6. Rebrand Yourself
You have always been, still are and will continue to be a salesperson. When you go to interviews, on a date, or present in front of the class you are trying to sell yourself and your ideas. In order to do so effectively, you need to understand that how you dress, how you stand, how you speak, and even how you smell will strongly influence the results and opportunities you receive in life.
I would highly encourage everyone and their grandmother to try this exercise out at least once during their free time. Draw a picture of yourself, thinking about how you believe others perceive you. The ask a close friend or a family member to draw a picture of how they think others see you. The discussion that follows once you look at both images is life-changing, I promise you.
Investing in your personal brand give you control over how you want to be perceived and treated. Don’t leave your image be decided for you.
7. Plan Ahead
Finding the right planning tool that best fits your needs doesn’t have to be a chore. I personally love using my free time to experiment with different apps or agendas and find out how I can organize my life better. Trust me, figuring out that your planning system is not working for you in the middle of midterms week is a not a situation you want to be it. If you don’t know where to start, here are a few options that I’ve used over the years that could be interesting (not affiliated links – not at all sponsored): Notion, Personal Planner and of course Google Calendar.
8. Job Shadowing
If an internship opportunity presents itself, I encourage you to go for it. If you can’t seem to get your hands on one in your field, try searching for job shadowing opportunities. Normally offered by your college/university, job shadowing programs consist of you spending some real “day in the life” time with a professional of your choice. Obviously this can be a bit limiting when it comes to certain professions, due to patient confidentiality or other safety reasons, but you don’t know unless you ask! This is a great way to explore different career options if you don’t know what you would like to pursue. Fun fact, I shadowed a veterinarian for a month and that experience played a great part in my decision not to go into Med School.
9. Practice a Good Habit
Trying to adopt a new habit during finals is more difficult than you’d think. This is why I always recommend to use your summer break or your time off to truly focus on creating systems that work. Use this period to practice implementing and tweaking new routines. Any change takes time & effort before it becomes automatic. So be patient, be consistent, and remember to take it one habit at a time.
10. Prep Your School Survival Kit
Doomsday preppers have zombie survival kits, A+ students have school survival kits. To put it simply, I am referring to a magical folder you create on your desktop and fill with tools, resources and other goodies you’ve accumulated over time. These could be links to videos about efficient note taking, old assignments you aced and could refer back to for inspiration, articles you saved that you would like to use for your future research, student blogs and websites, etc.
Think of it as looking out for yourself – you’ve come a long way.
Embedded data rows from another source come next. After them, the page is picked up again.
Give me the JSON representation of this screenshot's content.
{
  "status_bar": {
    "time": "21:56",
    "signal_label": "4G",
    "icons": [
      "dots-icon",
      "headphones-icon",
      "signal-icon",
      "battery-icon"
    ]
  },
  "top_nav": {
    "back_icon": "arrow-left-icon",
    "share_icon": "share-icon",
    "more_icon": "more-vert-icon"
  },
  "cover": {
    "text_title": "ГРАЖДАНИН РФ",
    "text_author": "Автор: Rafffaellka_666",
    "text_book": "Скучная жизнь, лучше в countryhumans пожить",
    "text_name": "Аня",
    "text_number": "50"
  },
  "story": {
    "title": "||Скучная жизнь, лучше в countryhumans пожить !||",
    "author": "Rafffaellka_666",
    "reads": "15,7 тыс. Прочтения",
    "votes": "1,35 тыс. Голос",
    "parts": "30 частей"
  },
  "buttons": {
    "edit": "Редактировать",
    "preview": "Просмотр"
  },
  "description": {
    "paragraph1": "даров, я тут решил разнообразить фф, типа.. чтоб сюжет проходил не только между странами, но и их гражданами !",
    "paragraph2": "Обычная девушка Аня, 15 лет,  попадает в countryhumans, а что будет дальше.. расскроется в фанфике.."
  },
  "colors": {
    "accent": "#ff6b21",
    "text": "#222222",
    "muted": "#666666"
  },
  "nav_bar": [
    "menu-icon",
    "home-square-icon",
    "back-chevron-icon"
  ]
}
Instead of reinventing the wheel every single time, why not perfect your craft and sharpen your skills! Transform that School Survival Kit your secret weapon.